Task directions:
Each entry must appear in the answer exactly as given.

Input records:
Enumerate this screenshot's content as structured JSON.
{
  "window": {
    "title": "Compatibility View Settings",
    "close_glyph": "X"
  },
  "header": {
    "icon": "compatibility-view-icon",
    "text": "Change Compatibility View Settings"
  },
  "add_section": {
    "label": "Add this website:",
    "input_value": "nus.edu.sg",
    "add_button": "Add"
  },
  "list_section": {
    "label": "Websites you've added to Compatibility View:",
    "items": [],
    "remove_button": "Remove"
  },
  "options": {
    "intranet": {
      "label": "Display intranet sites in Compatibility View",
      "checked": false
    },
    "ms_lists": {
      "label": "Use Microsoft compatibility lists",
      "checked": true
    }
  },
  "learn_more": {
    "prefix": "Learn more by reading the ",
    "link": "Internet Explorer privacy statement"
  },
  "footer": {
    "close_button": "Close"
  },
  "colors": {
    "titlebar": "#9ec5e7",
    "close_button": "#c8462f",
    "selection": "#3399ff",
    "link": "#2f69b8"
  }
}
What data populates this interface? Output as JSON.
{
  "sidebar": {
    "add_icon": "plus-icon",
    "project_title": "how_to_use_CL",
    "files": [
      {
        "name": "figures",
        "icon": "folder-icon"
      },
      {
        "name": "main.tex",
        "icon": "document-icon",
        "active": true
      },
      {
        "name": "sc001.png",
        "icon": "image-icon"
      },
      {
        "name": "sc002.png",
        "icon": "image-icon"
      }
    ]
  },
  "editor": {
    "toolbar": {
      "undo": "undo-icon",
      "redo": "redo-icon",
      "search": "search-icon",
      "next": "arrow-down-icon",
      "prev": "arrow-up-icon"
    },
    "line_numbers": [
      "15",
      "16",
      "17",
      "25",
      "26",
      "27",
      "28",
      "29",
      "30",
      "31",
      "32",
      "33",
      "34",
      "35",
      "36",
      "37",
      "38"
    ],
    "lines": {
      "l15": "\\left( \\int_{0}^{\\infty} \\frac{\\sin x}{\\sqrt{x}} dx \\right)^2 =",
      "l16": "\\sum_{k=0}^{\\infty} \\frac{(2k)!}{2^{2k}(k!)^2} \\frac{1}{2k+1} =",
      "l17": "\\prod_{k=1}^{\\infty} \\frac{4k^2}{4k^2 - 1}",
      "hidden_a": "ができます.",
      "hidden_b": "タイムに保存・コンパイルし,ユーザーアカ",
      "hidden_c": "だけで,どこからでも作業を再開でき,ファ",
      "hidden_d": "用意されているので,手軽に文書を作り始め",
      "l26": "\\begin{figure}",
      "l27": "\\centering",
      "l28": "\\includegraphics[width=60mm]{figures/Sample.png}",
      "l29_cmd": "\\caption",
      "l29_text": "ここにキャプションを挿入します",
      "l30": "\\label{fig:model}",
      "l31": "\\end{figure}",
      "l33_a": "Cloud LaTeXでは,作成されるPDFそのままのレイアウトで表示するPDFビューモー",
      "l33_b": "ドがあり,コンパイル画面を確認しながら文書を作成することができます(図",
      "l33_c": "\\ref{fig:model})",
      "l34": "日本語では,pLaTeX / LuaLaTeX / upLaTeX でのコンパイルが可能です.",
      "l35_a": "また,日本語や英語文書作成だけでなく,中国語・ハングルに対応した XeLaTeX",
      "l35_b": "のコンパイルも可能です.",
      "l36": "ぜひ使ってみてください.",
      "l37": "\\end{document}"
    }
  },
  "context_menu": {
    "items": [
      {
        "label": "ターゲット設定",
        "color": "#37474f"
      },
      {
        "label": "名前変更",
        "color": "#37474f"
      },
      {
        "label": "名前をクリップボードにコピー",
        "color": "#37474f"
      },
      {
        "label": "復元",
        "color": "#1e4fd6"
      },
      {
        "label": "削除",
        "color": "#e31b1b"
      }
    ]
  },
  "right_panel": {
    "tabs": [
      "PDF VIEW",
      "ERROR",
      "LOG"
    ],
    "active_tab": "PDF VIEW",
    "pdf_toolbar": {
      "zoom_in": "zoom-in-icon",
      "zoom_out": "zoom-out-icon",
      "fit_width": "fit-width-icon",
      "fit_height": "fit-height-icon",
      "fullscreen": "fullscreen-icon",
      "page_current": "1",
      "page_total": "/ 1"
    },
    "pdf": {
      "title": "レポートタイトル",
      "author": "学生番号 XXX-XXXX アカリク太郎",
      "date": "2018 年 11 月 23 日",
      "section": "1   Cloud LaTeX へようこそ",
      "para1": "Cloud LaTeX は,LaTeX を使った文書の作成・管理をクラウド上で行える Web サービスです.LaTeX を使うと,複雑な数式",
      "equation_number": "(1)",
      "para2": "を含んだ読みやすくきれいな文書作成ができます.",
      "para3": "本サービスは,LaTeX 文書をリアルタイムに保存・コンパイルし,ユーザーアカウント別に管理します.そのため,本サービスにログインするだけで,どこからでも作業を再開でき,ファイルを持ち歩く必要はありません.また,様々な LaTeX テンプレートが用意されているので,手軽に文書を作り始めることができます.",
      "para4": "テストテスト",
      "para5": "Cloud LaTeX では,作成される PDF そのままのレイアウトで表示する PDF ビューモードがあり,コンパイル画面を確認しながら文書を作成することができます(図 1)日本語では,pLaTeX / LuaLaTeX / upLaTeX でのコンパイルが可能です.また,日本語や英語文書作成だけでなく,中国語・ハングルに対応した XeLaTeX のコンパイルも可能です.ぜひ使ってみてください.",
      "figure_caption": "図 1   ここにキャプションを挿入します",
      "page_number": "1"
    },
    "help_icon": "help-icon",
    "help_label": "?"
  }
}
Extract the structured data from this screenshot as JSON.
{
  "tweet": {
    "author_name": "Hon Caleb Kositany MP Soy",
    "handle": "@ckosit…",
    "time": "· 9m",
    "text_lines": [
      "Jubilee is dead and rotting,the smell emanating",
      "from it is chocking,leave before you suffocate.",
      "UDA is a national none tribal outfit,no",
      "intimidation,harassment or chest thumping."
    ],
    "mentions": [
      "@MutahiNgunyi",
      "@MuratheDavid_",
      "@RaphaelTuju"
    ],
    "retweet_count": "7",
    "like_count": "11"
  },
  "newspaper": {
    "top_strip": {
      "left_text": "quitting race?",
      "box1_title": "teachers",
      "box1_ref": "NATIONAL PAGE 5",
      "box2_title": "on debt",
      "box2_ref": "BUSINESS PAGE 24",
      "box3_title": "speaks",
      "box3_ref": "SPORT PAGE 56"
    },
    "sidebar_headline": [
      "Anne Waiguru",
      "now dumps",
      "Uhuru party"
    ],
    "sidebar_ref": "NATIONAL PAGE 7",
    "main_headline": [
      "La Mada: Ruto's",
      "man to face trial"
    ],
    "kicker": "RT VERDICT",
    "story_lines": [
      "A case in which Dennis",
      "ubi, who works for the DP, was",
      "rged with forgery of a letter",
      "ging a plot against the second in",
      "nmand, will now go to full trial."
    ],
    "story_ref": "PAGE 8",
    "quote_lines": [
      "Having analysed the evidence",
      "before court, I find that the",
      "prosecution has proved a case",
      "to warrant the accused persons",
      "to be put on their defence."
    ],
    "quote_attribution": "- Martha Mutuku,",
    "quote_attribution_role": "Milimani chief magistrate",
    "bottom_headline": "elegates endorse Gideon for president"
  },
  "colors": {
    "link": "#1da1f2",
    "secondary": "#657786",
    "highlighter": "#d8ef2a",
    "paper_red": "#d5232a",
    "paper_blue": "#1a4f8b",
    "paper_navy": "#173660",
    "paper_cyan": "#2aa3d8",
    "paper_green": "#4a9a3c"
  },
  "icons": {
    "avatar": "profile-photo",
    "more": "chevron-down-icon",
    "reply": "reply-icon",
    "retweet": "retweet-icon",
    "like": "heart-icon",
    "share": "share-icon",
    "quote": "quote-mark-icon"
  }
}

Answer box:
Enumerate this screenshot's content as structured JSON.
{
  "window": {
    "title": "Compatibility View Settings",
    "close_glyph": "X"
  },
  "header": {
    "icon": "compatibility-view-icon",
    "text": "Change Compatibility View Settings"
  },
  "add_section": {
    "label": "Add this website:",
    "input_value": "nus.edu.sg",
    "add_button": "Add"
  },
  "list_section": {
    "label": "Websites you've added to Compatibility View:",
    "items": [],
    "remove_button": "Remove"
  },
  "options": {
    "intranet": {
      "label": "Display intranet sites in Compatibility View",
      "checked": false
    },
    "ms_lists": {
      "label": "Use Microsoft compatibility lists",
      "checked": true
    }
  },
  "learn_more": {
    "prefix": "Learn more by reading the ",
    "link": "Internet Explorer privacy statement"
  },
  "footer": {
    "close_button": "Close"
  },
  "colors": {
    "titlebar": "#9ec5e7",
    "close_button": "#c8462f",
    "selection": "#3399ff",
    "link": "#2f69b8"
  }
}
What data populates this interface? Output as JSON.
{
  "sidebar": {
    "add_icon": "plus-icon",
    "project_title": "how_to_use_CL",
    "files": [
      {
        "name": "figures",
        "icon": "folder-icon"
      },
      {
        "name": "main.tex",
        "icon": "document-icon",
        "active": true
      },
      {
        "name": "sc001.png",
        "icon": "image-icon"
      },
      {
        "name": "sc002.png",
        "icon": "image-icon"
      }
    ]
  },
  "editor": {
    "toolbar": {
      "undo": "undo-icon",
      "redo": "redo-icon",
      "search": "search-icon",
      "next": "arrow-down-icon",
      "prev": "arrow-up-icon"
    },
    "line_numbers": [
      "15",
      "16",
      "17",
      "25",
      "26",
      "27",
      "28",
      "29",
      "30",
      "31",
      "32",
      "33",
      "34",
      "35",
      "36",
      "37",
      "38"
    ],
    "lines": {
      "l15": "\\left( \\int_{0}^{\\infty} \\frac{\\sin x}{\\sqrt{x}} dx \\right)^2 =",
      "l16": "\\sum_{k=0}^{\\infty} \\frac{(2k)!}{2^{2k}(k!)^2} \\frac{1}{2k+1} =",
      "l17": "\\prod_{k=1}^{\\infty} \\frac{4k^2}{4k^2 - 1}",
      "hidden_a": "ができます.",
      "hidden_b": "タイムに保存・コンパイルし,ユーザーアカ",
      "hidden_c": "だけで,どこからでも作業を再開でき,ファ",
      "hidden_d": "用意されているので,手軽に文書を作り始め",
      "l26": "\\begin{figure}",
      "l27": "\\centering",
      "l28": "\\includegraphics[width=60mm]{figures/Sample.png}",
      "l29_cmd": "\\caption",
      "l29_text": "ここにキャプションを挿入します",
      "l30": "\\label{fig:model}",
      "l31": "\\end{figure}",
      "l33_a": "Cloud LaTeXでは,作成されるPDFそのままのレイアウトで表示するPDFビューモー",
      "l33_b": "ドがあり,コンパイル画面を確認しながら文書を作成することができます(図",
      "l33_c": "\\ref{fig:model})",
      "l34": "日本語では,pLaTeX / LuaLaTeX / upLaTeX でのコンパイルが可能です.",
      "l35_a": "また,日本語や英語文書作成だけでなく,中国語・ハングルに対応した XeLaTeX",
      "l35_b": "のコンパイルも可能です.",
      "l36": "ぜひ使ってみてください.",
      "l37": "\\end{document}"
    }
  },
  "context_menu": {
    "items": [
      {
        "label": "ターゲット設定",
        "color": "#37474f"
      },
      {
        "label": "名前変更",
        "color": "#37474f"
      },
      {
        "label": "名前をクリップボードにコピー",
        "color": "#37474f"
      },
      {
        "label": "復元",
        "color": "#1e4fd6"
      },
      {
        "label": "削除",
        "color": "#e31b1b"
      }
    ]
  },
  "right_panel": {
    "tabs": [
      "PDF VIEW",
      "ERROR",
      "LOG"
    ],
    "active_tab": "PDF VIEW",
    "pdf_toolbar": {
      "zoom_in": "zoom-in-icon",
      "zoom_out": "zoom-out-icon",
      "fit_width": "fit-width-icon",
      "fit_height": "fit-height-icon",
      "fullscreen": "fullscreen-icon",
      "page_current": "1",
      "page_total": "/ 1"
    },
    "pdf": {
      "title": "レポートタイトル",
      "author": "学生番号 XXX-XXXX アカリク太郎",
      "date": "2018 年 11 月 23 日",
      "section": "1   Cloud LaTeX へようこそ",
      "para1": "Cloud LaTeX は,LaTeX を使った文書の作成・管理をクラウド上で行える Web サービスです.LaTeX を使うと,複雑な数式",
      "equation_number": "(1)",
      "para2": "を含んだ読みやすくきれいな文書作成ができます.",
      "para3": "本サービスは,LaTeX 文書をリアルタイムに保存・コンパイルし,ユーザーアカウント別に管理します.そのため,本サービスにログインするだけで,どこからでも作業を再開でき,ファイルを持ち歩く必要はありません.また,様々な LaTeX テンプレートが用意されているので,手軽に文書を作り始めることができます.",
      "para4": "テストテスト",
      "para5": "Cloud LaTeX では,作成される PDF そのままのレイアウトで表示する PDF ビューモードがあり,コンパイル画面を確認しながら文書を作成することができます(図 1)日本語では,pLaTeX / LuaLaTeX / upLaTeX でのコンパイルが可能です.また,日本語や英語文書作成だけでなく,中国語・ハングルに対応した XeLaTeX のコンパイルも可能です.ぜひ使ってみてください.",
      "figure_caption": "図 1   ここにキャプションを挿入します",
      "page_number": "1"
    },
    "help_icon": "help-icon",
    "help_label": "?"
  }
}
Extract the structured data from this screenshot as JSON.
{
  "tweet": {
    "author_name": "Hon Caleb Kositany MP Soy",
    "handle": "@ckosit…",
    "time": "· 9m",
    "text_lines": [
      "Jubilee is dead and rotting,the smell emanating",
      "from it is chocking,leave before you suffocate.",
      "UDA is a national none tribal outfit,no",
      "intimidation,harassment or chest thumping."
    ],
    "mentions": [
      "@MutahiNgunyi",
      "@MuratheDavid_",
      "@RaphaelTuju"
    ],
    "retweet_count": "7",
    "like_count": "11"
  },
  "newspaper": {
    "top_strip": {
      "left_text": "quitting race?",
      "box1_title": "teachers",
      "box1_ref": "NATIONAL PAGE 5",
      "box2_title": "on debt",
      "box2_ref": "BUSINESS PAGE 24",
      "box3_title": "speaks",
      "box3_ref": "SPORT PAGE 56"
    },
    "sidebar_headline": [
      "Anne Waiguru",
      "now dumps",
      "Uhuru party"
    ],
    "sidebar_ref": "NATIONAL PAGE 7",
    "main_headline": [
      "La Mada: Ruto's",
      "man to face trial"
    ],
    "kicker": "RT VERDICT",
    "story_lines": [
      "A case in which Dennis",
      "ubi, who works for the DP, was",
      "rged with forgery of a letter",
      "ging a plot against the second in",
      "nmand, will now go to full trial."
    ],
    "story_ref": "PAGE 8",
    "quote_lines": [
      "Having analysed the evidence",
      "before court, I find that the",
      "prosecution has proved a case",
      "to warrant the accused persons",
      "to be put on their defence."
    ],
    "quote_attribution": "- Martha Mutuku,",
    "quote_attribution_role": "Milimani chief magistrate",
    "bottom_headline": "elegates endorse Gideon for president"
  },
  "colors": {
    "link": "#1da1f2",
    "secondary": "#657786",
    "highlighter": "#d8ef2a",
    "paper_red": "#d5232a",
    "paper_blue": "#1a4f8b",
    "paper_navy": "#173660",
    "paper_cyan": "#2aa3d8",
    "paper_green": "#4a9a3c"
  },
  "icons": {
    "avatar": "profile-photo",
    "more": "chevron-down-icon",
    "reply": "reply-icon",
    "retweet": "retweet-icon",
    "like": "heart-icon",
    "share": "share-icon",
    "quote": "quote-mark-icon"
  }
}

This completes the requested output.